This is an MSc project for my student Victoria Nowell. It is funded by the Environment Canada’s Interdepartmental Recovery Fund, the Ontario Ministry of Natural Resources, with additional student support from NSERC and Carleton University.
Highbush blackberries, Rubus section Canadenses et al.
Rubus is a taxonomic disaster. The blackberries (subgenus Eubatus) present a special problem. This group combines apomixis (clonal seed production), hybridization, and polyploidy. The result is incredible morphological variation that appears to be segregated among discrete species at the local level, but forms complex gradients across the continent.
The taxonomic response to Rubus has varied from excessive lumping, reducing the blackberries to less than 10 species in northeastern North America; to exuberant splitting, with several hundred named species. Neither approach is realistic, but the challenges posed by this group have precluded a better treatment so far.
The first phase of my work is collecting representative samples of highbush blackberries from across the northeast. I am using a combination of DNA fingerprinting (AFLPs and microsatellites) and morphometrics to complete a first-pass at sorting these plants into discrete groups. Once that’s done, I will be able to follow up with more detailed work to assess hybridization, polyploidy and reticulate evolution among species (or microspecies, as the case may be).
This project was funded by an AAFC Agriflex grant.
Small-fruited cranberries, Vaccinium oxycoccos

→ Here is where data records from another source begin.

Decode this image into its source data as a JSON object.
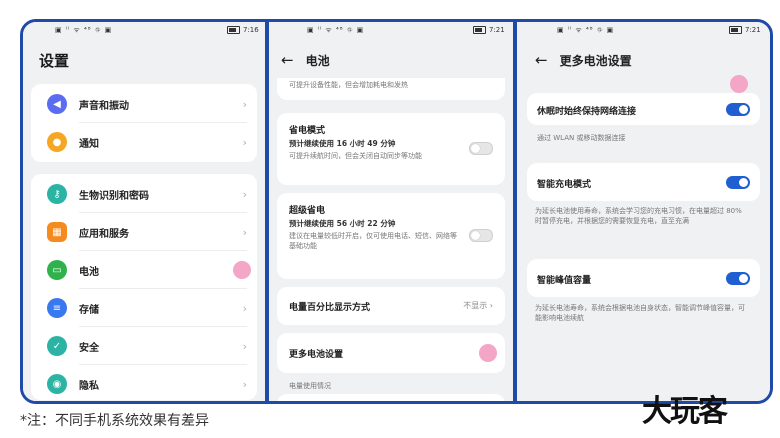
{
  "colors": {
    "frame": "#1f4aa8",
    "toggle_on": "#1f5fd1",
    "marker": "#f4a6c7",
    "background": "#f0f1f3"
  },
  "panel1": {
    "status": {
      "signal": "▣ ˡˡ ᯤ ⁴⁸ ⛗ ▣",
      "time": "7:16"
    },
    "title": "设置",
    "group1": [
      {
        "label": "声音和振动",
        "icon": "speaker-icon",
        "color": "#5b6cf0"
      },
      {
        "label": "通知",
        "icon": "bell-icon",
        "color": "#f5a623"
      }
    ],
    "group2": [
      {
        "label": "生物识别和密码",
        "icon": "key-icon",
        "color": "#2bb3a3"
      },
      {
        "label": "应用和服务",
        "icon": "apps-icon",
        "color": "#f58a1f"
      },
      {
        "label": "电池",
        "icon": "battery-icon",
        "color": "#2fb24c"
      },
      {
        "label": "存储",
        "icon": "storage-icon",
        "color": "#3a78f0"
      },
      {
        "label": "安全",
        "icon": "shield-icon",
        "color": "#2bb3a3"
      },
      {
        "label": "隐私",
        "icon": "privacy-icon",
        "color": "#2bb3a3"
      }
    ]
  },
  "panel2": {
    "status": {
      "signal": "▣ ˡˡ ᯤ ⁴⁸ ⛗ ▣",
      "time": "7:21"
    },
    "header": "电池",
    "top_desc": "可提升设备性能，但会增加耗电和发热",
    "power_save": {
      "title": "省电模式",
      "sub": "预计继续使用 16 小时 49 分钟",
      "desc": "可提升续航时间，但会关闭自动同步等功能"
    },
    "ultra_save": {
      "title": "超级省电",
      "sub": "预计继续使用 56 小时 22 分钟",
      "desc": "建议在电量较低时开启，仅可使用电话、短信、网络等基础功能"
    },
    "percent": {
      "label": "电量百分比显示方式",
      "value": "不显示"
    },
    "more": {
      "label": "更多电池设置"
    },
    "usage_label": "电量使用情况"
  },
  "panel3": {
    "status": {
      "signal": "▣ ˡˡ ᯤ ⁴⁸ ⛗ ▣",
      "time": "7:21"
    },
    "header": "更多电池设置",
    "network": {
      "label": "休眠时始终保持网络连接",
      "desc": "通过 WLAN 或移动数据连接",
      "on": true
    },
    "smart_charge": {
      "label": "智能充电模式",
      "desc": "为延长电池使用寿命，系统会学习您的充电习惯，在电量超过 80% 时暂停充电，并根据您的需要恢复充电，直至充满",
      "on": true
    },
    "peak_capacity": {
      "label": "智能峰值容量",
      "desc": "为延长电池寿命，系统会根据电池自身状态，智能调节峰值容量，可能影响电池续航",
      "on": true
    }
  },
  "footnote": "*注：不同手机系统效果有差异",
  "logo": "大玩客"
}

The small-fruited cranberry, Vaccinium oxycoccos, is a circumboreal species found in northern peatlands. The diploid cytotype can hybridize with the commercial large-fruited cranberry (Vaccinium macrocarpon), and may be a valuable resource for future breeding efforts. There are also polyploid cytotypes of Vaccinium oxycoccos. Botanists in Europe and northern North America have recognized the diploids as a species distinct from the polyploids, V. microcarpum, but the recent Flora of North America treatment of the group lumped all the cytotypes together as a single species.
I am interested in recent European work that shows that there is indeed a distinct morphological difference between diploid and polyploid plants. If this holds for North American plants, it will support recognizing the diploids as a distinct species. In the process of evaluating this hypothesis, I am building genotype, morphometric, and flow cytometry data sets. These tools will allow me to further explore the genetic relationship between diploid and polyploid V. oxycoccos, the clonal structure of their populations, and their evolutionary connection to V. macrocarpon.

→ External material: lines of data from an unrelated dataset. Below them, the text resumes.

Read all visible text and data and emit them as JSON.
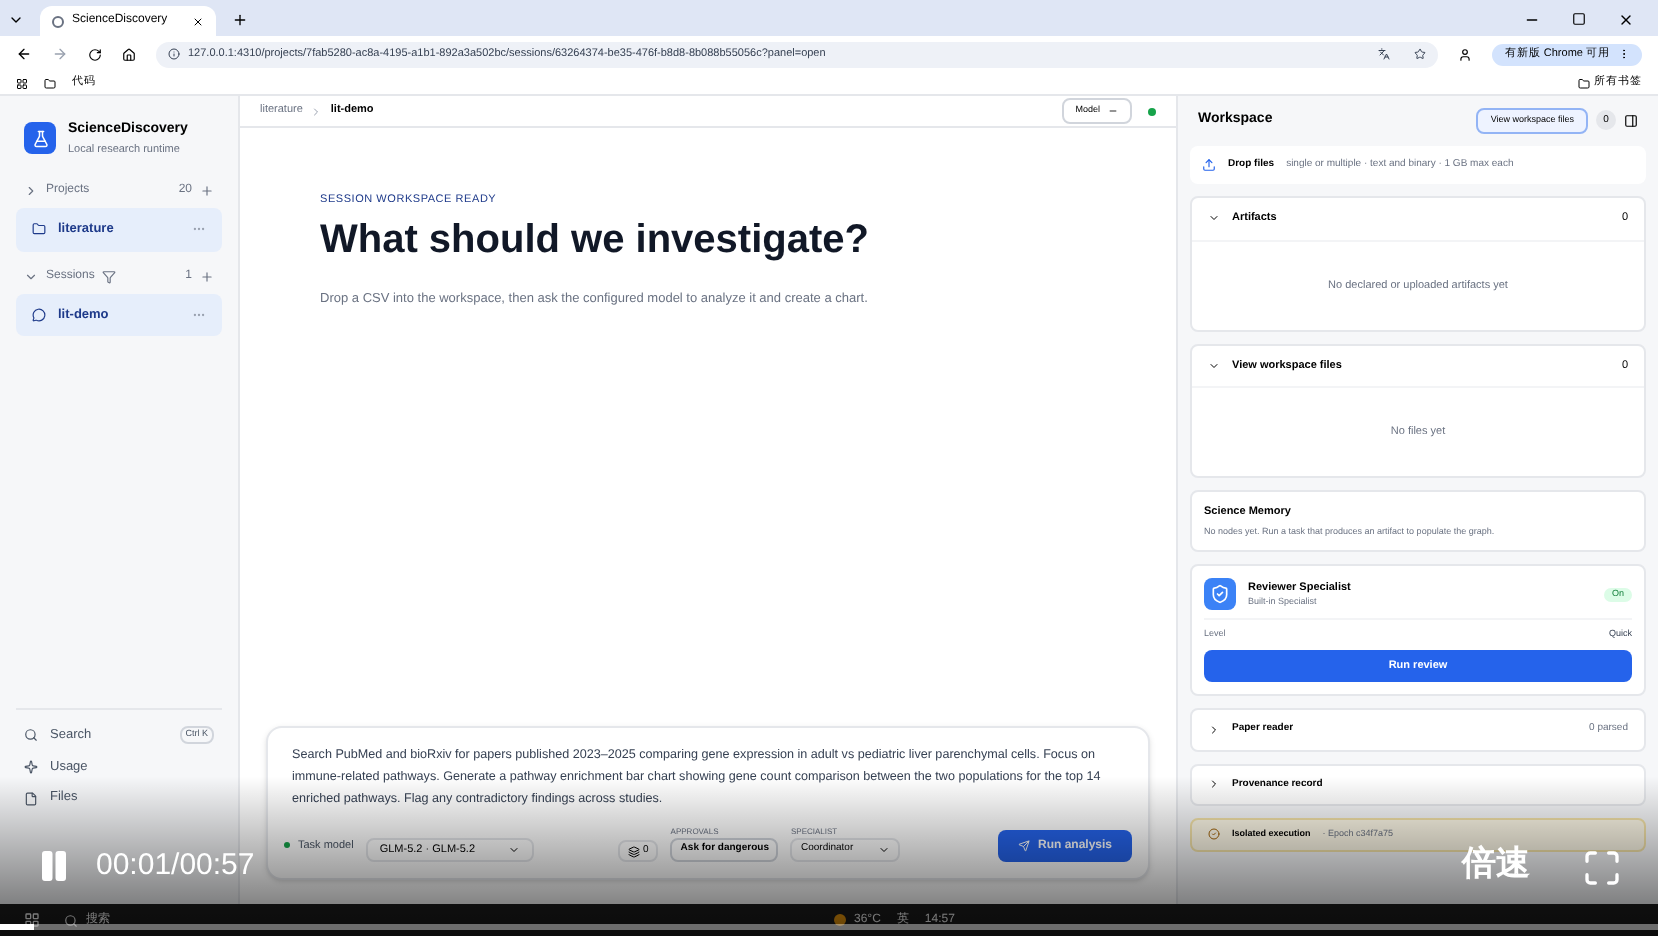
{
  "browser": {
    "tab_title": "ScienceDiscovery",
    "url": "127.0.0.1:4310/projects/7fab5280-ac8a-4195-a1b1-892a3a502bc/sessions/63264374-be35-476f-b8d8-8b088b55056c?panel=open",
    "update_button": "有新版 Chrome 可用",
    "bookmark": "代码",
    "all_bookmarks": "所有书签"
  },
  "sidebar": {
    "app_name": "ScienceDiscovery",
    "app_subtitle": "Local research runtime",
    "projects": {
      "label": "Projects",
      "count": "20",
      "expanded": false,
      "items": [
        {
          "label": "literature",
          "selected": true
        }
      ]
    },
    "sessions": {
      "label": "Sessions",
      "count": "1",
      "expanded": true,
      "items": [
        {
          "label": "lit-demo",
          "selected": true
        }
      ]
    },
    "footer": [
      {
        "kind": "search",
        "label": "Search",
        "shortcut": "Ctrl K"
      },
      {
        "kind": "usage",
        "label": "Usage"
      },
      {
        "kind": "files",
        "label": "Files"
      }
    ]
  },
  "main": {
    "breadcrumb": [
      "literature",
      "lit-demo"
    ],
    "model_chip": "Model",
    "connected": true,
    "eyebrow": "SESSION WORKSPACE READY",
    "heading": "What should we investigate?",
    "subtitle": "Drop a CSV into the workspace, then ask the configured model to analyze it and create a chart.",
    "composer": {
      "prompt": "Search PubMed and bioRxiv for papers published 2023–2025 comparing gene expression in adult vs pediatric liver parenchymal cells. Focus on immune-related pathways. Generate a pathway enrichment bar chart showing gene count comparison between the two populations for the top 14 enriched pathways. Flag any contradictory findings across studies.",
      "task_model_label": "Task model",
      "task_model": "GLM-5.2 · GLM-5.2",
      "attachments": "0",
      "approvals_label": "APPROVALS",
      "approvals": "Ask for dangerous",
      "specialist_label": "SPECIALIST",
      "specialist": "Coordinator",
      "run_button": "Run analysis"
    }
  },
  "workspace": {
    "title": "Workspace",
    "view_button": "View workspace files",
    "count": "0",
    "drop_label": "Drop files",
    "drop_hint": "single or multiple · text and binary · 1 GB max each",
    "sections": [
      {
        "title": "Artifacts",
        "count": "0",
        "expanded": true,
        "empty": "No declared or uploaded artifacts yet"
      },
      {
        "title": "View workspace files",
        "count": "0",
        "expanded": true,
        "empty": "No files yet"
      }
    ],
    "memory": {
      "title": "Science Memory",
      "text": "No nodes yet. Run a task that produces an artifact to populate the graph."
    },
    "reviewer": {
      "name": "Reviewer Specialist",
      "subtitle": "Built-in Specialist",
      "on": true,
      "status": "On",
      "level_label": "Level",
      "level_value": "Quick",
      "button": "Run review"
    },
    "collapsed": [
      {
        "title": "Paper reader",
        "meta": "0 parsed",
        "expanded": false
      },
      {
        "title": "Provenance record",
        "expanded": false
      }
    ],
    "isolation": {
      "label": "Isolated execution",
      "detail": "· Epoch c34f7a75"
    }
  },
  "video": {
    "playing": true,
    "time": "00:01/00:57",
    "speed": "倍速",
    "level": 0.02
  },
  "taskbar": {
    "search": "搜索",
    "weather": "36°C",
    "ime": "英",
    "time": "14:57"
  }
}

This project was funded by an AAFC Agriflex grant.
Environmental Geometry and Emergent Properties of Ecological Communities
My post-doctoral research was an investigation of spatial aspects of plant community structure. Specifically, I was looking at how the spatial arrangement of the landscape influenced community richness and diversity, and how well our existing statistical tools performed in assessing these parameters.
Species limits and niche evolution in Carex section Porocystis
For my dissertation research, I examined the relationship between taxonomic diversity and ecological diversity in Carex section Porocystis. This involved conducting field surveys for globally rare species, resolving species boundaries, and assessing niche divergence.
In service of this project, I assessed the taxonomic issues with AFLP genotypes, restriction fragments (CAPS), and morphometrics. For the ecological issues, I combined ecological niche modeling (Maxent) with multivariate analysis of field data.